> What to do
Identify all lines in the data containing the string "friendly". Copy them out.
%%
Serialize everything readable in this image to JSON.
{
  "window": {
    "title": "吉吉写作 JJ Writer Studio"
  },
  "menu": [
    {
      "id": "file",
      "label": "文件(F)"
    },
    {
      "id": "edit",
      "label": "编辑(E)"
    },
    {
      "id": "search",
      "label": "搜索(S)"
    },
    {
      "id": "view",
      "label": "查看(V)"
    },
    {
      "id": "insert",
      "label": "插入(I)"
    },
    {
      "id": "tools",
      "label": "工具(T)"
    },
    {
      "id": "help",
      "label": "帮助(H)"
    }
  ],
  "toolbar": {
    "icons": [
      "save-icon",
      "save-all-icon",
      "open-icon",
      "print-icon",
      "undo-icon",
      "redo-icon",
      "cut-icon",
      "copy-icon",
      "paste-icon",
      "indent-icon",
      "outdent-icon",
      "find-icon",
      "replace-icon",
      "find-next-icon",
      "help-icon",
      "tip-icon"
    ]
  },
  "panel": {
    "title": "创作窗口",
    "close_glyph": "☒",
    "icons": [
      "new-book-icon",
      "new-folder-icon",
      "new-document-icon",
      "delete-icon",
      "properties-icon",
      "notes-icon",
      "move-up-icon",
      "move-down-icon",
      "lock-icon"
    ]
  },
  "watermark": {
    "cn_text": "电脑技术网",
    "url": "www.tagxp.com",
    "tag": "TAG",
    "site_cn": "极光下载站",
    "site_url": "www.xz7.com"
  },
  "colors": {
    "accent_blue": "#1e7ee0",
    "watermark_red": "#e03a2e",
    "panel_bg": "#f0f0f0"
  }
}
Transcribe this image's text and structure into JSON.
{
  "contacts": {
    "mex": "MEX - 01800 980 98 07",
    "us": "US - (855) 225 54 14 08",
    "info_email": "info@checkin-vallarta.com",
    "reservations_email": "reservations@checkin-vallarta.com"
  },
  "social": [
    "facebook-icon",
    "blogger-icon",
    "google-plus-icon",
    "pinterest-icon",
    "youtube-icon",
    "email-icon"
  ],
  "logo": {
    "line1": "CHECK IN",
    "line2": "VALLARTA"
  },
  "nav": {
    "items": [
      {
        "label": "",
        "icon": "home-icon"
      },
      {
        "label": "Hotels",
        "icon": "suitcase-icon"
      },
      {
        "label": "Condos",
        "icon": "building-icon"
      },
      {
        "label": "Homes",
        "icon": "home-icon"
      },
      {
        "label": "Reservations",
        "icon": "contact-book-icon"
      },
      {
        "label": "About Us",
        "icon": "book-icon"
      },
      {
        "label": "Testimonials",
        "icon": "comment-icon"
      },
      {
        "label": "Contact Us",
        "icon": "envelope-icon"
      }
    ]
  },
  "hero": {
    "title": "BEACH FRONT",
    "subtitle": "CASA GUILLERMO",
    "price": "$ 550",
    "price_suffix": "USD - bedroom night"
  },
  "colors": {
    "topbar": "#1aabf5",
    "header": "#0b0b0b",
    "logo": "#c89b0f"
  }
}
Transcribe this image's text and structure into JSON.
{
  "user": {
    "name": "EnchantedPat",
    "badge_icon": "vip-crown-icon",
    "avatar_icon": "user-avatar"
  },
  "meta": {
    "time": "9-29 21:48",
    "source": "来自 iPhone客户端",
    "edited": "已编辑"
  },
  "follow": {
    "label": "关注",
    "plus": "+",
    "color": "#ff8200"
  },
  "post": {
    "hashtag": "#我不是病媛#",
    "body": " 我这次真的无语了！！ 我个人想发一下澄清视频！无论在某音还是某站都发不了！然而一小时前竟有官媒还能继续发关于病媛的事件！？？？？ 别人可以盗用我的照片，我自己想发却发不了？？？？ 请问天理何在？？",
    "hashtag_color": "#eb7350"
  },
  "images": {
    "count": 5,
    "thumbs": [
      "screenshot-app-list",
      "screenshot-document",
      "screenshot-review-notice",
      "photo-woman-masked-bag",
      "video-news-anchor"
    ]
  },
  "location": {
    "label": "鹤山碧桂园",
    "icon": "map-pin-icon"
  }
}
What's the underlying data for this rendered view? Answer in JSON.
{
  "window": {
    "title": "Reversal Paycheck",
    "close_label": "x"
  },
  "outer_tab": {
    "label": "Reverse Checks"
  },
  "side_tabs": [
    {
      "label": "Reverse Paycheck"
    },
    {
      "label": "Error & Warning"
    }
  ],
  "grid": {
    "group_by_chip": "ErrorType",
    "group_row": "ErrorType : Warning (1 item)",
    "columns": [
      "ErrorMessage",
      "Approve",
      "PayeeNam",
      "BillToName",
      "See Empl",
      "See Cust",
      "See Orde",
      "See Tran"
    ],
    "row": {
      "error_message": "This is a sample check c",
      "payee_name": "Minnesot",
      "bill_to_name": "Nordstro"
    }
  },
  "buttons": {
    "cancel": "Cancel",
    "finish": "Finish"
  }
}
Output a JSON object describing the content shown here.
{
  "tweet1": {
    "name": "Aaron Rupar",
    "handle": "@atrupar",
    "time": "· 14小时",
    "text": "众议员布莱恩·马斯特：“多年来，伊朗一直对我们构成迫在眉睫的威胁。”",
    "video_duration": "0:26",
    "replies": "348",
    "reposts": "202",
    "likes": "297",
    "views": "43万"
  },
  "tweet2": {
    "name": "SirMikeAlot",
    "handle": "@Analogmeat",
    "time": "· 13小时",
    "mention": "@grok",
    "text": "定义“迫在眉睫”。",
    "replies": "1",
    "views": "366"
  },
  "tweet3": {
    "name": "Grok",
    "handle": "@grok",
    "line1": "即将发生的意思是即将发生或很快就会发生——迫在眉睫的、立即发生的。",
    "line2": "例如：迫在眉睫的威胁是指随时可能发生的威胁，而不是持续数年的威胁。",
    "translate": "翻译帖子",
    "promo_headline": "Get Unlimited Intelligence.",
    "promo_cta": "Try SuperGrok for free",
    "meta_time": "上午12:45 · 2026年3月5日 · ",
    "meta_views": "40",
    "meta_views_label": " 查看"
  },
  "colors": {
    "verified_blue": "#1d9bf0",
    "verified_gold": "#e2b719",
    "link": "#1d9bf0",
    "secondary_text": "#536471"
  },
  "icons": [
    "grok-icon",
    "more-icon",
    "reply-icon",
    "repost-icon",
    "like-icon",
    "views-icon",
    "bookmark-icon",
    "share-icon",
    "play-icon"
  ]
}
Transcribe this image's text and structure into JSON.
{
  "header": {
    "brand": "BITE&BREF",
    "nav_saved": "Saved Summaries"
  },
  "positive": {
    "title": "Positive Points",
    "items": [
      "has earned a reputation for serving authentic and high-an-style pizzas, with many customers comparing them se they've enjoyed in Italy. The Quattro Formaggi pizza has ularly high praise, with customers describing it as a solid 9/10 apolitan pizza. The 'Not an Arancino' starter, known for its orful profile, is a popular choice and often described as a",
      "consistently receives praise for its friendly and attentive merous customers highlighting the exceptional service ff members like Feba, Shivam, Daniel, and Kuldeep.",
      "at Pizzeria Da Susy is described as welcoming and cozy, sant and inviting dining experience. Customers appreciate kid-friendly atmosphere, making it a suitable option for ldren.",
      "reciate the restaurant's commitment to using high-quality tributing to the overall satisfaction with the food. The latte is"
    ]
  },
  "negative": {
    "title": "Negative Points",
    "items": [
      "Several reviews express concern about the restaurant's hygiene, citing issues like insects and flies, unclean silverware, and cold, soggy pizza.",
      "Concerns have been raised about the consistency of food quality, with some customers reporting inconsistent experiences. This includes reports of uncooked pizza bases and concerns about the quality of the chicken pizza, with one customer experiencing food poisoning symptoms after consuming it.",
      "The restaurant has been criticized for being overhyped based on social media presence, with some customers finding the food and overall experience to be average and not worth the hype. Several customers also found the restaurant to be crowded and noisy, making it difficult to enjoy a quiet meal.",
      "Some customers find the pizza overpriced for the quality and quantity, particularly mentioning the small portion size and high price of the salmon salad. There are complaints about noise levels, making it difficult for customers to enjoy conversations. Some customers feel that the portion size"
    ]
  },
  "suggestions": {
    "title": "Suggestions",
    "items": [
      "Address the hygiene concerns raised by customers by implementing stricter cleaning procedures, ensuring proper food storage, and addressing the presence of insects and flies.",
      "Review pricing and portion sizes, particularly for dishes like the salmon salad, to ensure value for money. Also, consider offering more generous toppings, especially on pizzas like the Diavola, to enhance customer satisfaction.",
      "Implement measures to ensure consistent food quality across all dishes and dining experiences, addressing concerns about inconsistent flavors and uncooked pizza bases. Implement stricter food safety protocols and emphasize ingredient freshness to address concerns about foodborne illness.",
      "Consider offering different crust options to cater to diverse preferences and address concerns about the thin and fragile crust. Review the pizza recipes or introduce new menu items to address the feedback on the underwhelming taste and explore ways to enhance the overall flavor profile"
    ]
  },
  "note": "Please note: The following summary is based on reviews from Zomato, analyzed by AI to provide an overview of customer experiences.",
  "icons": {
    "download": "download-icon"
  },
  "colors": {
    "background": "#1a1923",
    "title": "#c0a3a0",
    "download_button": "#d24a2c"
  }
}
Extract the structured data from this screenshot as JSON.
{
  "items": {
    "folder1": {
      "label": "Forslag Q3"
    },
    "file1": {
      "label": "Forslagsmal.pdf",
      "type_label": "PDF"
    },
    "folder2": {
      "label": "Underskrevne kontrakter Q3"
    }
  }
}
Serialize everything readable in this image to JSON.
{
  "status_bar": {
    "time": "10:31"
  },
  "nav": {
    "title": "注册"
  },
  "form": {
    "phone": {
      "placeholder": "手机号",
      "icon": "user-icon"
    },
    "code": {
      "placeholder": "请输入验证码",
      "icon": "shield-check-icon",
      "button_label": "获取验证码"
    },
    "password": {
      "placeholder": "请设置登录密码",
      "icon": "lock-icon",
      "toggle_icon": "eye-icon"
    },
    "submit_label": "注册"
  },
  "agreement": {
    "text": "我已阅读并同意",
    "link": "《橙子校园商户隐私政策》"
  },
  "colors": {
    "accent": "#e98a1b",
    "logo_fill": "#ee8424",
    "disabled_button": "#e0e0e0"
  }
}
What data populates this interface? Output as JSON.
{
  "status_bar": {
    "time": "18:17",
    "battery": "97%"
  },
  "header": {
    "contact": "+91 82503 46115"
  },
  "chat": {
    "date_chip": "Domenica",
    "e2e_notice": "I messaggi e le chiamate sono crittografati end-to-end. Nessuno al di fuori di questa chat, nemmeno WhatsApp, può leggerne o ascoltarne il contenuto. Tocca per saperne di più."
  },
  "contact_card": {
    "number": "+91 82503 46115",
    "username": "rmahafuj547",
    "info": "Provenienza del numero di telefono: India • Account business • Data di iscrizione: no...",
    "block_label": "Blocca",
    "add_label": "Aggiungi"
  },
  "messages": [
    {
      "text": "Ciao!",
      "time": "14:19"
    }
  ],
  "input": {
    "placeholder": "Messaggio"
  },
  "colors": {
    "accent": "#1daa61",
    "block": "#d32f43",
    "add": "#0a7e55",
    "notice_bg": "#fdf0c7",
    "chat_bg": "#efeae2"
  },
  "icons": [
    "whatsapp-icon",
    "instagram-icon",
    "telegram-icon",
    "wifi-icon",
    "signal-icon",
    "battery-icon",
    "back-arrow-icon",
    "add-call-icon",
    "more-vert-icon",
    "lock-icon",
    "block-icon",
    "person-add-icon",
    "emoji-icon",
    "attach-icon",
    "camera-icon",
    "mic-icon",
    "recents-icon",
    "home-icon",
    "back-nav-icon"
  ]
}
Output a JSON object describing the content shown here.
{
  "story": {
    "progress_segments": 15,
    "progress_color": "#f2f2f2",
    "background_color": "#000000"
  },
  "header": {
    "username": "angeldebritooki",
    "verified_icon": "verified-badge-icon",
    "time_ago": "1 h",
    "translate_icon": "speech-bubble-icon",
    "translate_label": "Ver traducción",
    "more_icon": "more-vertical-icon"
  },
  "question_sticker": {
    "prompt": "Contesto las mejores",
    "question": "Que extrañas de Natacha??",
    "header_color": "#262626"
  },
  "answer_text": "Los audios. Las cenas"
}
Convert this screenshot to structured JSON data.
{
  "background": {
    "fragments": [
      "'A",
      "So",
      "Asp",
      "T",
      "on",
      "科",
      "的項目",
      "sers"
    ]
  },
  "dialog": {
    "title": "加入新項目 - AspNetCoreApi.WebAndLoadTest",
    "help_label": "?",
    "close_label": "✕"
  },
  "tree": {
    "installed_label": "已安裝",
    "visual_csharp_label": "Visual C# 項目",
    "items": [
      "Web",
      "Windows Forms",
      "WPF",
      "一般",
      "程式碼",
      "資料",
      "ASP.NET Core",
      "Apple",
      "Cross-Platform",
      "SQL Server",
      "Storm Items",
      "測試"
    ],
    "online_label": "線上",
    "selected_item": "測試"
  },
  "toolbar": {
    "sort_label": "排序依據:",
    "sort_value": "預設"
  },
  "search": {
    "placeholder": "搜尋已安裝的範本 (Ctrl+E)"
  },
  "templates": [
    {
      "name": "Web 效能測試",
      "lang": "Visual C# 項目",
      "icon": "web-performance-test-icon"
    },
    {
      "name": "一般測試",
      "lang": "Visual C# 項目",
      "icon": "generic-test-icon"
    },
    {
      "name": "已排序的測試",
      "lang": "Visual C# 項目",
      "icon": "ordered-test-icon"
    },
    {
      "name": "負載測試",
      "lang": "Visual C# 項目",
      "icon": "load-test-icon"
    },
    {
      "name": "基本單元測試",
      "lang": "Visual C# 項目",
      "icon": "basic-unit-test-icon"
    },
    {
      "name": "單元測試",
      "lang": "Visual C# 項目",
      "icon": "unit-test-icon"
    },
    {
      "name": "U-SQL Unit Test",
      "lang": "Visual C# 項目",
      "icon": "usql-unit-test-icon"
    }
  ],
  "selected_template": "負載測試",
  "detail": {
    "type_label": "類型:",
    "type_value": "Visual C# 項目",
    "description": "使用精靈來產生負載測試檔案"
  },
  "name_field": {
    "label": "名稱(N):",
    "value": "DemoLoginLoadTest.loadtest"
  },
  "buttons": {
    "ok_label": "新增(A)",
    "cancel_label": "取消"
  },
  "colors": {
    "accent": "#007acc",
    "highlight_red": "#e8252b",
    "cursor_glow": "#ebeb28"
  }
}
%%
> Answer to this problem
      "consistently receives praise for its friendly and attentive merous customers highlighting the exceptional service ff members like Feba, Shivam, Daniel, and Kuldeep.",
      "at Pizzeria Da Susy is described as welcoming and cozy, sant and inviting dining experience. Customers appreciate kid-friendly atmosphere, making it a suitable option for ldren.",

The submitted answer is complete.